◆ **RECORD SET**
--- START ---
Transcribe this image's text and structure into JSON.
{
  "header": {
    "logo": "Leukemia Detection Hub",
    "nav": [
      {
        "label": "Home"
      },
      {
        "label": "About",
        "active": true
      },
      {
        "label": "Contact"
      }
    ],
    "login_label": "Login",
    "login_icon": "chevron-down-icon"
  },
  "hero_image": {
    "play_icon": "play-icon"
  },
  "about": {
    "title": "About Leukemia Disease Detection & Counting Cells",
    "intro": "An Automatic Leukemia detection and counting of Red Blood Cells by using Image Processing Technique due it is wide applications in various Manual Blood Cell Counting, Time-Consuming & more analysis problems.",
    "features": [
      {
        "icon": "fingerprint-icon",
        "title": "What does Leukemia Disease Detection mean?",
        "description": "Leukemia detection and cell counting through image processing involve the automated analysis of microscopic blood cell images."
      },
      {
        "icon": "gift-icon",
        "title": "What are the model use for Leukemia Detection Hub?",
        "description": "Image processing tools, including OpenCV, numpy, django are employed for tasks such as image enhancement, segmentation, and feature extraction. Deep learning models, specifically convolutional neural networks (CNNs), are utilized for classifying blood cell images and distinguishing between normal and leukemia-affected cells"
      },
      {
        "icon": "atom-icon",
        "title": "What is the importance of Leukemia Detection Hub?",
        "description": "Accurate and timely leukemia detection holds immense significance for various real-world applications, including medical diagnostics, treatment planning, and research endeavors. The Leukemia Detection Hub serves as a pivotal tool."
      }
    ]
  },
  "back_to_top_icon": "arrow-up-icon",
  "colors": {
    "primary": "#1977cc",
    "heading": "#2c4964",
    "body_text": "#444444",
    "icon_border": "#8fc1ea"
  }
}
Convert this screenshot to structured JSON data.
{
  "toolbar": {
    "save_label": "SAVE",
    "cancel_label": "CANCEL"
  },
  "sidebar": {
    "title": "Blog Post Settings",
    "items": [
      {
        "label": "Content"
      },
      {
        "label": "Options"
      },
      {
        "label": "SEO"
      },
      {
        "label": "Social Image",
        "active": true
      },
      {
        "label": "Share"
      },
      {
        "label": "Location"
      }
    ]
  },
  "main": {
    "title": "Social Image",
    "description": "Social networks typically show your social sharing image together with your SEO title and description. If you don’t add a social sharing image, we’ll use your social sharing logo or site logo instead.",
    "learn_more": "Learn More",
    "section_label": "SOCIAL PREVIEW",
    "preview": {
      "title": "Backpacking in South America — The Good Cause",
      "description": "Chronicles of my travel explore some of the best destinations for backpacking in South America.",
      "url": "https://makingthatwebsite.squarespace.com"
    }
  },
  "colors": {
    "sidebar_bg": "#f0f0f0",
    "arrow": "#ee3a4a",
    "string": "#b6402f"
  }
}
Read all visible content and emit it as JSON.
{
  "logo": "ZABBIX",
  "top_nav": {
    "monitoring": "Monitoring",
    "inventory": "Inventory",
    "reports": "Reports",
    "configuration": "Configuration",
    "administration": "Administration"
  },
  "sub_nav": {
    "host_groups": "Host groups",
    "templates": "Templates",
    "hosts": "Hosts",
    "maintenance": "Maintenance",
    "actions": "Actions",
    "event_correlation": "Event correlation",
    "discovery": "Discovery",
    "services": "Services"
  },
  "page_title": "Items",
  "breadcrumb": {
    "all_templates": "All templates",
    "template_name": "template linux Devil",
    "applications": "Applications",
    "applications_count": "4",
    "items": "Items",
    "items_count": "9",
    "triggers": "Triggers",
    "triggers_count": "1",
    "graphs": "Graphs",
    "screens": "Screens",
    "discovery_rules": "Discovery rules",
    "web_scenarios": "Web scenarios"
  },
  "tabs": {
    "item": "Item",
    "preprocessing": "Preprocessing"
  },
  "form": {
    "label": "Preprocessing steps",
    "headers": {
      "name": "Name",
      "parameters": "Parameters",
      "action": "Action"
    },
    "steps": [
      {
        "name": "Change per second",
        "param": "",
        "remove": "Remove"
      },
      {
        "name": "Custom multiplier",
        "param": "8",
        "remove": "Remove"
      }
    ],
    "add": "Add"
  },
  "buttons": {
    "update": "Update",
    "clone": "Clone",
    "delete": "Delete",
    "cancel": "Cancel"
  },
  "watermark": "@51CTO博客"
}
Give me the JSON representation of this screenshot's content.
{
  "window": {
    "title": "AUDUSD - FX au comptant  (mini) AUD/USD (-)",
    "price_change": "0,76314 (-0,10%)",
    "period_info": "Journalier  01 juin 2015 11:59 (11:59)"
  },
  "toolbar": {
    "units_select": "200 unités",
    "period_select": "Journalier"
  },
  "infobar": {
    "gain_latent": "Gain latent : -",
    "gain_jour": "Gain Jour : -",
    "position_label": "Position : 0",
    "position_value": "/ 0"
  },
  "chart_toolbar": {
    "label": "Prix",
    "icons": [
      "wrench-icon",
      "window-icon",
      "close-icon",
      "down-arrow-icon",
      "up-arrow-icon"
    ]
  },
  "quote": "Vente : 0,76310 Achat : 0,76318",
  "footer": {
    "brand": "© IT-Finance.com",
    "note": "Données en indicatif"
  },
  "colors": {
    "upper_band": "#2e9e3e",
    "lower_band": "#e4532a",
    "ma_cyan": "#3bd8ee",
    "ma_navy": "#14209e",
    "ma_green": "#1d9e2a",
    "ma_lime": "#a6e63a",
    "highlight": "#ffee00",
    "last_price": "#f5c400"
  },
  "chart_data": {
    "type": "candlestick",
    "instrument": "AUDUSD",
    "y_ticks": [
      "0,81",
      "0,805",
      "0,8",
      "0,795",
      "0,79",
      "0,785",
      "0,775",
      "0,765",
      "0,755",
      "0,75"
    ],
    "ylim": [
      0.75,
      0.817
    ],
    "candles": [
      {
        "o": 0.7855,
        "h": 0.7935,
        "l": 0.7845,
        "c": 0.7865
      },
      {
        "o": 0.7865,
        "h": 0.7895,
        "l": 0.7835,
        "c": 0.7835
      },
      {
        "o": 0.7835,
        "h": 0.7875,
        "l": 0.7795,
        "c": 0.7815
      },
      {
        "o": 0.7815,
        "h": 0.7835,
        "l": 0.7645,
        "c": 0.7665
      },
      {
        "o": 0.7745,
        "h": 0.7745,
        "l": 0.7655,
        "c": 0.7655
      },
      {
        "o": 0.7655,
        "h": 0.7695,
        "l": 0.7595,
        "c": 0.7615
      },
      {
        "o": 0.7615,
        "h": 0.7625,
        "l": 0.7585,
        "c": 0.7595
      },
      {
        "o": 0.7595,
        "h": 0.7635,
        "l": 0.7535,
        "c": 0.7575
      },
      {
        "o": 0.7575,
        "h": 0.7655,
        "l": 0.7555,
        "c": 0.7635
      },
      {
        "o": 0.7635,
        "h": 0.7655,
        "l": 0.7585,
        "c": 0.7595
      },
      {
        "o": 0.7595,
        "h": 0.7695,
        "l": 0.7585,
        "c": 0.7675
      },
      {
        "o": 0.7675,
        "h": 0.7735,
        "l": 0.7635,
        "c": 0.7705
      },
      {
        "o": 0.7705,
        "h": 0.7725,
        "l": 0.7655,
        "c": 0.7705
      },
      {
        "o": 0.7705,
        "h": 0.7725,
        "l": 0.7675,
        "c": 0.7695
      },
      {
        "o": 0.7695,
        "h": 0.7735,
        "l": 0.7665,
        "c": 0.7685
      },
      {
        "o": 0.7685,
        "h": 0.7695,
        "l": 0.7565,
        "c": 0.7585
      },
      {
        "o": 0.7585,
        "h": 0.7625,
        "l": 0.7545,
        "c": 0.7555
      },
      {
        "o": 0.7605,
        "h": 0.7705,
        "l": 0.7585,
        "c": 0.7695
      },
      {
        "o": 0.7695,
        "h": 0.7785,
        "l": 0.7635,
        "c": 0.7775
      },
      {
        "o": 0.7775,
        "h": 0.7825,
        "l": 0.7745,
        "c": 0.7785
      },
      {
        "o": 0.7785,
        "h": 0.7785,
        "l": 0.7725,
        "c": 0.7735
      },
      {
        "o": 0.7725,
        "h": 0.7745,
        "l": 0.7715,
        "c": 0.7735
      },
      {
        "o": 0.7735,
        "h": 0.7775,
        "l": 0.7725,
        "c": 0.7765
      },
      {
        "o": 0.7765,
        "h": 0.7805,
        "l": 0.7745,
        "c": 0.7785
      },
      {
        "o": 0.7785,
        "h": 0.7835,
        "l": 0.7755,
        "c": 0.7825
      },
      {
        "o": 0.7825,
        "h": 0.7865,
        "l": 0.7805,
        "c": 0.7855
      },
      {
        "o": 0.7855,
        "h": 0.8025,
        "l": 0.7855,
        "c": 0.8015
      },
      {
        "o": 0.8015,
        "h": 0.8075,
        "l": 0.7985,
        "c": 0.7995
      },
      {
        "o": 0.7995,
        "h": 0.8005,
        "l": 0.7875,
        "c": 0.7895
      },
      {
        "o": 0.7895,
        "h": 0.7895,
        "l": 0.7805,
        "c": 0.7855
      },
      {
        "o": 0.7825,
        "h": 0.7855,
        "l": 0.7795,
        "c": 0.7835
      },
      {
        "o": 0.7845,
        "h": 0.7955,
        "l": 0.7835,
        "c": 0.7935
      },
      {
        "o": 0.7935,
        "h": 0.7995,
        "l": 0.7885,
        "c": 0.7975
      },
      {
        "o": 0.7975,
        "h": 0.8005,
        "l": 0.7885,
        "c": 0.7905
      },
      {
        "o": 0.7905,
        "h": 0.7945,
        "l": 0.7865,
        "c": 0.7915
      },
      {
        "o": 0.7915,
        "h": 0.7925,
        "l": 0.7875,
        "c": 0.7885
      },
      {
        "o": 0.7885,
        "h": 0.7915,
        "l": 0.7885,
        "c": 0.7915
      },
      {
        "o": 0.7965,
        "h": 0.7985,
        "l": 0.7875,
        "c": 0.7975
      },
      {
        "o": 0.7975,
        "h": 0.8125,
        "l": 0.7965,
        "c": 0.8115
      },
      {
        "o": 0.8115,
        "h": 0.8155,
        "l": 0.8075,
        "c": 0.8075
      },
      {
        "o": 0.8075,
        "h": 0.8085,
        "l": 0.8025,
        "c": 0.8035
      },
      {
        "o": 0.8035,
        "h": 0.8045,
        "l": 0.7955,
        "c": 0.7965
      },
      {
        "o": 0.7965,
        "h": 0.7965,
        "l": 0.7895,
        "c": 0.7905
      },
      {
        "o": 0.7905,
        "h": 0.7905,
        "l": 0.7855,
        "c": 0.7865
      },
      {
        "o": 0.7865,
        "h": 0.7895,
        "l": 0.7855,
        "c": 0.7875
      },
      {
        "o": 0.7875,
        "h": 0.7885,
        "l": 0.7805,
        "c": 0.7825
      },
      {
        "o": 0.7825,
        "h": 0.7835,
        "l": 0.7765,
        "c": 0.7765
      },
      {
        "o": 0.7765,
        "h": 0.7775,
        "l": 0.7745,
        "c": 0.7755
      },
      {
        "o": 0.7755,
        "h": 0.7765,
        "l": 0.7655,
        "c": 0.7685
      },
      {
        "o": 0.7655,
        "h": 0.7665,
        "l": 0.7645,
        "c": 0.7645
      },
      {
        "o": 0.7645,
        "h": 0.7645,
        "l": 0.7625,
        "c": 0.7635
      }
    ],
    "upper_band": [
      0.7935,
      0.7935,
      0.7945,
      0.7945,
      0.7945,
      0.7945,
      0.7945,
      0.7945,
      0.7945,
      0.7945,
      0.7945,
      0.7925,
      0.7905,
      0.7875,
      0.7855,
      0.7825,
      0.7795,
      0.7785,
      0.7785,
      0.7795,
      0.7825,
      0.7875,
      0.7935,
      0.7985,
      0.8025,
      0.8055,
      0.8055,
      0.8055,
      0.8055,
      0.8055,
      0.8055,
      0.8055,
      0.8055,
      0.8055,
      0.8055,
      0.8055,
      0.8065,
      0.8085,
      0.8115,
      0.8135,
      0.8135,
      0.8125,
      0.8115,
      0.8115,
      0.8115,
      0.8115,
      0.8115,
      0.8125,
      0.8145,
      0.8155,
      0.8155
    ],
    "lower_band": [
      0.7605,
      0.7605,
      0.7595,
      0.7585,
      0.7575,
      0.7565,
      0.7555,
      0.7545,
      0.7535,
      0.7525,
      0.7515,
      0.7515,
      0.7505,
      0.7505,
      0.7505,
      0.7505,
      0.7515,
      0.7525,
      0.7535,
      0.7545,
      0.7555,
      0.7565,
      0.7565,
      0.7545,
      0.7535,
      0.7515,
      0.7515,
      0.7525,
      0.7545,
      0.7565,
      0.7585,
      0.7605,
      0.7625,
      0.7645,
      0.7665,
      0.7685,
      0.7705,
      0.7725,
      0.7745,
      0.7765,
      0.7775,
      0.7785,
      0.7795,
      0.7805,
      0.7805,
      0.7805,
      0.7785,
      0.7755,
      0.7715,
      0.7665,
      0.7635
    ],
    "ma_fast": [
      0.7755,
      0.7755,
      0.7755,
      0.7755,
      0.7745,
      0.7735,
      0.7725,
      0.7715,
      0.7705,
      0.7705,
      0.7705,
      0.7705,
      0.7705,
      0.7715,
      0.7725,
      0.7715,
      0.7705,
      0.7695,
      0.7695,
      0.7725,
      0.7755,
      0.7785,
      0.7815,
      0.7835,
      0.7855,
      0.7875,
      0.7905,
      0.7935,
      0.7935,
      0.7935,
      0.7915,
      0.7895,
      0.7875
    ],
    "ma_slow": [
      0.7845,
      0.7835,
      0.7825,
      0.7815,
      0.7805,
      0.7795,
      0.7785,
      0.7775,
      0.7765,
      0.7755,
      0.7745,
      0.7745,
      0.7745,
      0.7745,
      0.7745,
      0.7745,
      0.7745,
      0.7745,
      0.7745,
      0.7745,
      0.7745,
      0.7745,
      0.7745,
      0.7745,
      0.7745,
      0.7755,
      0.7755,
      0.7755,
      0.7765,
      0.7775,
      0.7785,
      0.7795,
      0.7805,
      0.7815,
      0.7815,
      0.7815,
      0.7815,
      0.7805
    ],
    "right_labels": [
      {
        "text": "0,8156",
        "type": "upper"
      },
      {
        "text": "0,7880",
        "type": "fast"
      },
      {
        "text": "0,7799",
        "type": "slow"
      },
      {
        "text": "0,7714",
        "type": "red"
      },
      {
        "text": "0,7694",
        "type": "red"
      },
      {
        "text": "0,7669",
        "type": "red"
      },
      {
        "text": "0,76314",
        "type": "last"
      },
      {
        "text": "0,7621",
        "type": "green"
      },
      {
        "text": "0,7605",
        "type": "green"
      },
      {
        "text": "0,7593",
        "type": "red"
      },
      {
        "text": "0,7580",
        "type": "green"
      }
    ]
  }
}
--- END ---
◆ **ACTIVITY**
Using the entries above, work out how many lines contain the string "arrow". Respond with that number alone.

◆ **WRITTEN RESPONSE**
4